EXERCISE OBJECTIVE: Identify each line in the records below that contains the word "images", and copy it.

[Page and application data records]
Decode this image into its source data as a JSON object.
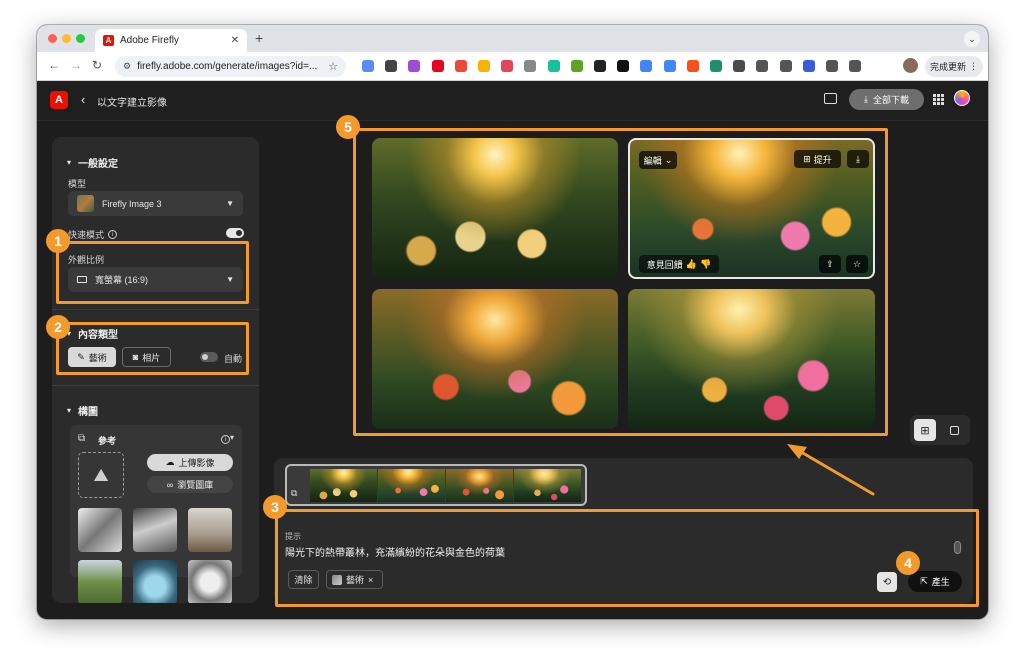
{
  "browser": {
    "tab_title": "Adobe Firefly",
    "url": "firefly.adobe.com/generate/images?id=...",
    "update_label": "完成更新",
    "extension_icons": [
      "cloud-icon",
      "translate-icon",
      "reader-icon",
      "pinterest-icon",
      "rocket-icon",
      "notes-icon",
      "pocket-icon",
      "camera-icon",
      "grammar-icon",
      "new-badge-icon",
      "font-icon",
      "notion-icon",
      "sync-icon",
      "chrome-icon",
      "vpn-icon",
      "sheet-icon",
      "folder-icon",
      "share-icon",
      "copy-icon",
      "face-icon",
      "puzzle-icon",
      "sidebar-icon"
    ],
    "extension_colors": [
      "#5b8def",
      "#444",
      "#a24bd0",
      "#e60023",
      "#e94a3a",
      "#f5b400",
      "#e2445c",
      "#888",
      "#15c39a",
      "#5ca524",
      "#222",
      "#111",
      "#4285f4",
      "#4285f4",
      "#f4511e",
      "#1d8f6c",
      "#4a4a4a",
      "#555",
      "#555",
      "#3b5bdb",
      "#555",
      "#555"
    ]
  },
  "header": {
    "back_label": "以文字建立影像",
    "download_all_label": "全部下載"
  },
  "sidebar": {
    "general_title": "一般設定",
    "model_label": "模型",
    "model_value": "Firefly Image 3",
    "fast_mode_label": "快速模式",
    "fast_mode_on": true,
    "aspect_label": "外觀比例",
    "aspect_value": "寬螢幕 (16:9)",
    "content_type_title": "內容類型",
    "content_art": "藝術",
    "content_photo": "相片",
    "content_auto": "自動",
    "composition_title": "構圖",
    "reference_label": "參考",
    "upload_label": "上傳影像",
    "browse_label": "瀏覽圖庫"
  },
  "images": {
    "edit_label": "編輯",
    "upscale_label": "提升",
    "feedback_label": "意見回饋"
  },
  "prompt": {
    "label": "提示",
    "text": "陽光下的熱帶叢林，充滿繽紛的花朵與金色的荷葉",
    "clear_label": "清除",
    "style_chip": "藝術",
    "generate_label": "產生"
  },
  "annotations": [
    "1",
    "2",
    "3",
    "4",
    "5"
  ],
  "colors": {
    "accent_orange": "#f39a2d",
    "adobe_red": "#eb1000",
    "panel": "#2b2b2b",
    "app_bg": "#1d1d1d"
  }
}
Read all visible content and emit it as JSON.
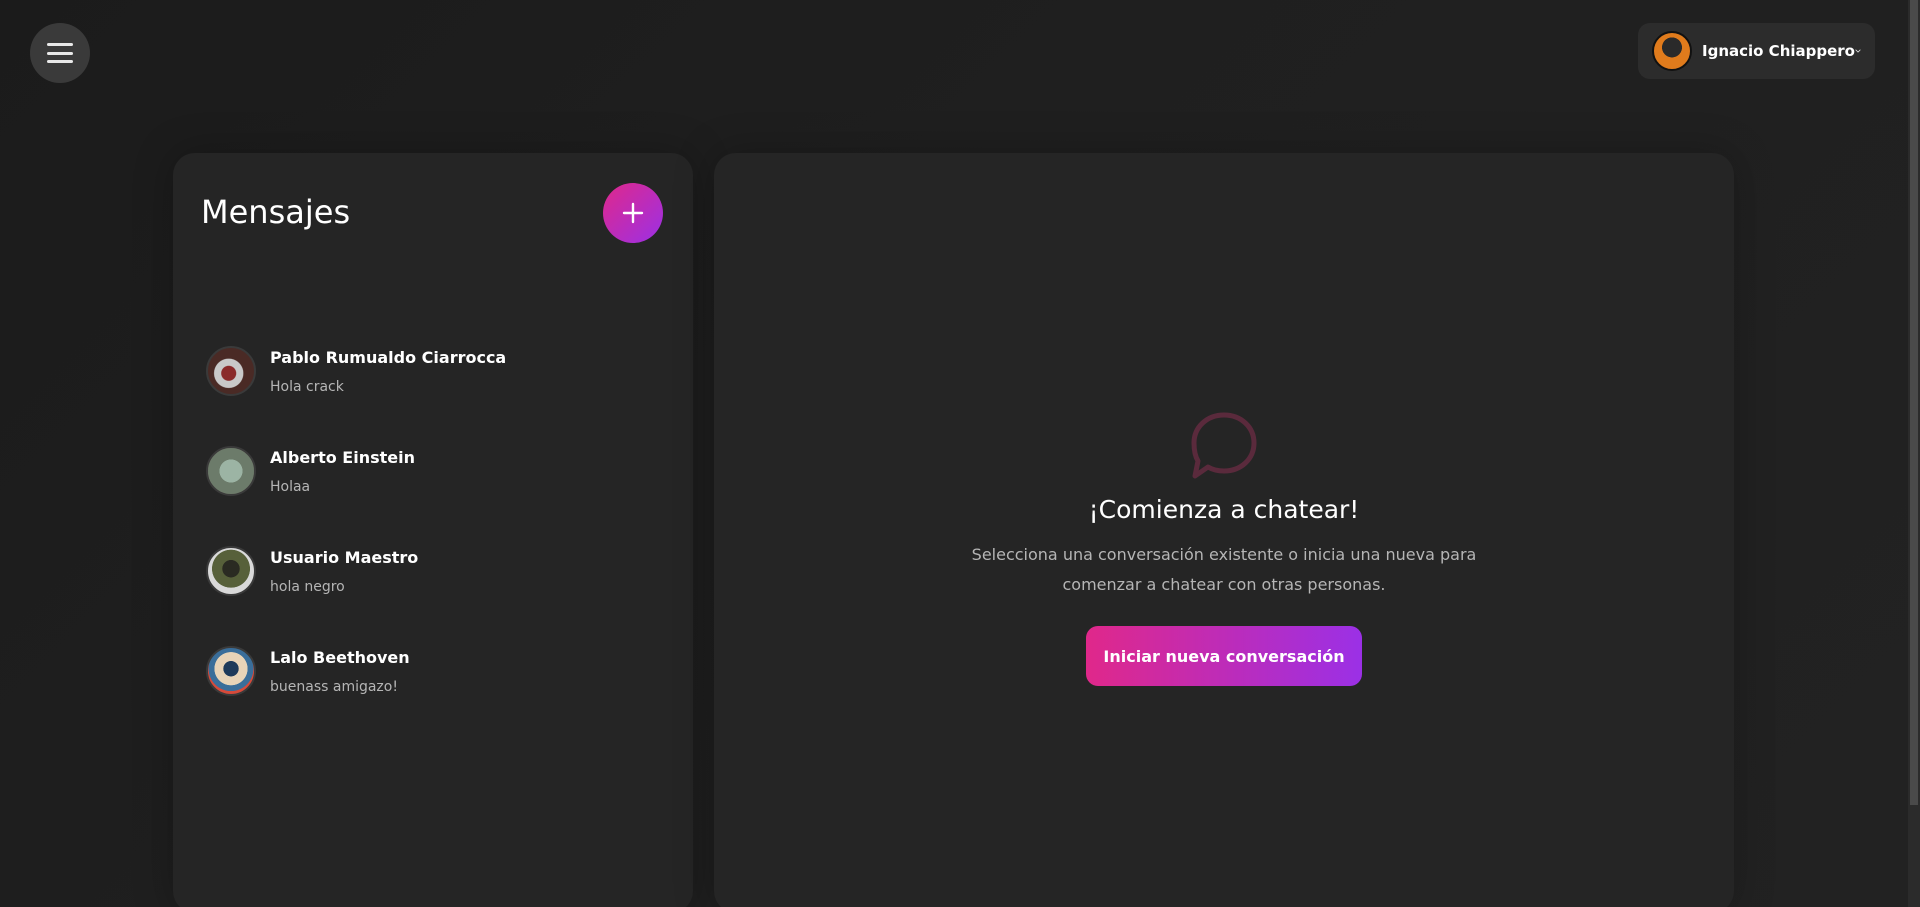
{
  "header": {
    "menu_icon": "hamburger-menu-icon",
    "user": {
      "name": "Ignacio Chiappero",
      "chevron_icon": "chevron-down-icon"
    }
  },
  "messages_panel": {
    "title": "Mensajes",
    "add_icon": "plus-icon",
    "conversations": [
      {
        "name": "Pablo Rumualdo Ciarrocca",
        "last_message": "Hola crack"
      },
      {
        "name": "Alberto Einstein",
        "last_message": "Holaa"
      },
      {
        "name": "Usuario Maestro",
        "last_message": "hola negro"
      },
      {
        "name": "Lalo Beethoven",
        "last_message": "buenass amigazo!"
      }
    ]
  },
  "chat_panel": {
    "icon": "chat-bubble-icon",
    "title": "¡Comienza a chatear!",
    "description": "Selecciona una conversación existente o inicia una nueva para comenzar a chatear con otras personas.",
    "start_button_label": "Iniciar nueva conversación"
  },
  "colors": {
    "accent_start": "#e0288a",
    "accent_end": "#9b30e6",
    "background": "#1c1c1c",
    "panel": "#252525"
  }
}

RESPONSE:
    "url": "firefly.adobe.com/generate/images?id=...",
  "images": {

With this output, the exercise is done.